A pure genius with the football, Maradona took the sports world by storm in the 1980s. A prolific scorer, dribbler, and passer, Maradona shined in the 1986 World Cup in Mexico, where he scored 10 of his team's 14 goals, including the infamous ‘Hand of God' goal and the ‘Goal of the Century' four minutes later that helped beat England en route to the finals.
Maradona peaked at the club level with Napoli, winning 2 Italian championships, a UEFA Cup, and an Italian Super Super Cup. He narrowly missed out on a second consecutive World Cup in 1990.

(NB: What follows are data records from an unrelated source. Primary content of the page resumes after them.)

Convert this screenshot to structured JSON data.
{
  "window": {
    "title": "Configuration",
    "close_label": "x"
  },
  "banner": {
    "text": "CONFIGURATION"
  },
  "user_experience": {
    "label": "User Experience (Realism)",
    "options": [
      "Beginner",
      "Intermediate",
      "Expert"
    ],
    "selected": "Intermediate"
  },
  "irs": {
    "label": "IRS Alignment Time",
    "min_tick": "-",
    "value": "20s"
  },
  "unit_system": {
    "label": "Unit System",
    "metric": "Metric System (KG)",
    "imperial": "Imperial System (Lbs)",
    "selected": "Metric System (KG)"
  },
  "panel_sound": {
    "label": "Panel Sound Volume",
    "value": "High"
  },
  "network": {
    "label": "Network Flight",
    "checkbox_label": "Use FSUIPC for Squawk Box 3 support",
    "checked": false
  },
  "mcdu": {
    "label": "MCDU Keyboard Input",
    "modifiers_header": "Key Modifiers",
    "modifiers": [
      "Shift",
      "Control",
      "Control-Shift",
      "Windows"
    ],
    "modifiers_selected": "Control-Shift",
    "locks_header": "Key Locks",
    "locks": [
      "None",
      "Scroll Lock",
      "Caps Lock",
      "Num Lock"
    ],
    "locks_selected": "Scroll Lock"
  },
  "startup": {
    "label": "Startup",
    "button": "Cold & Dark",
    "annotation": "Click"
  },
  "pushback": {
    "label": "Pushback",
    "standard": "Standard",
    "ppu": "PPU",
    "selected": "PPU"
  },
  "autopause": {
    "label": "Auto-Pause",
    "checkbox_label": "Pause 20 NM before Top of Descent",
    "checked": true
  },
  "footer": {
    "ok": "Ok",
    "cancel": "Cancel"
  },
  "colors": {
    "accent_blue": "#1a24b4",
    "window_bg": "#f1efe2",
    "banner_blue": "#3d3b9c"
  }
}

The 7-time Ballon d'Or winner has played 171 games for La Albiceleste and scored 96 times, a team record. After helping his side win the gold medal in the 2008 Beijing Olympics, Messi's international career has experienced a mix of ups and downs. He led Argentina to a runner-up in World Cup 2014 and a runner-up in Copa América three times: 2007, 2015, and 2016. After losing the Copa América 2016, he briefly retired and returned to play in the 2018 World Cup.
But Messi's patience and pertinacity have paid off. Messi led Argentina to their first Copa America title in 2021 and is set to appear in yet another World Cup final in Qatar.
There can be little argument to say that Messi has more than fulfilled the number 10 shirt. He's undoubtedly the number 10 icon the future looks up to now.
Omar Sivori preceded the trickery and creative intuition of Maradona and Messi. The 1961 Ballon D'or winner danced with the ball around defenders, often nutmegging them to their embarrassment.
After leading Argentina to the 1957 South American Championship, Italian giants Juventus made Sivori the world's most expensive footballer upon a £91,000 transfer from River Plate. The diminutive forward led the Old Lady to three Serie A titles, forming a formidable partnership with attacking teammates Giampiero Boniperti and John Charles; together, they became known as the Trio Magico. The once-dubbed “Maradona of the 60s,” Sivori passed away in 2005.
Juan Roman Riquelme
The Boca Juniors legend Riquelme became known for his unreal vision, passing ability, and creativity on the ball. He helped the team win three Copa Libertadores and five Argentinian titles.
The four-time Argentina footballer of the year helped La Albiceleste to a 2008 Olympic gold medal and 2007 Copa America runner-up.
The original number 10, Riquelme and Messi share the same birthday!
Ariel Ortega wore the number 10 shirt for Argentina for two World Cup campaigns, earning himself 87 caps and a 1996 silver medal. While a fantastic dribbler and pure technician on the pitch, the mercurial Ortega never fully lived up to his potential as the next Maradona.
He's often remembered for the infamous head-butt on Dutch goalie Edwin Van der Sar in the quarter-finals of the 1998 World Cup after the two had a “minor disagreement.”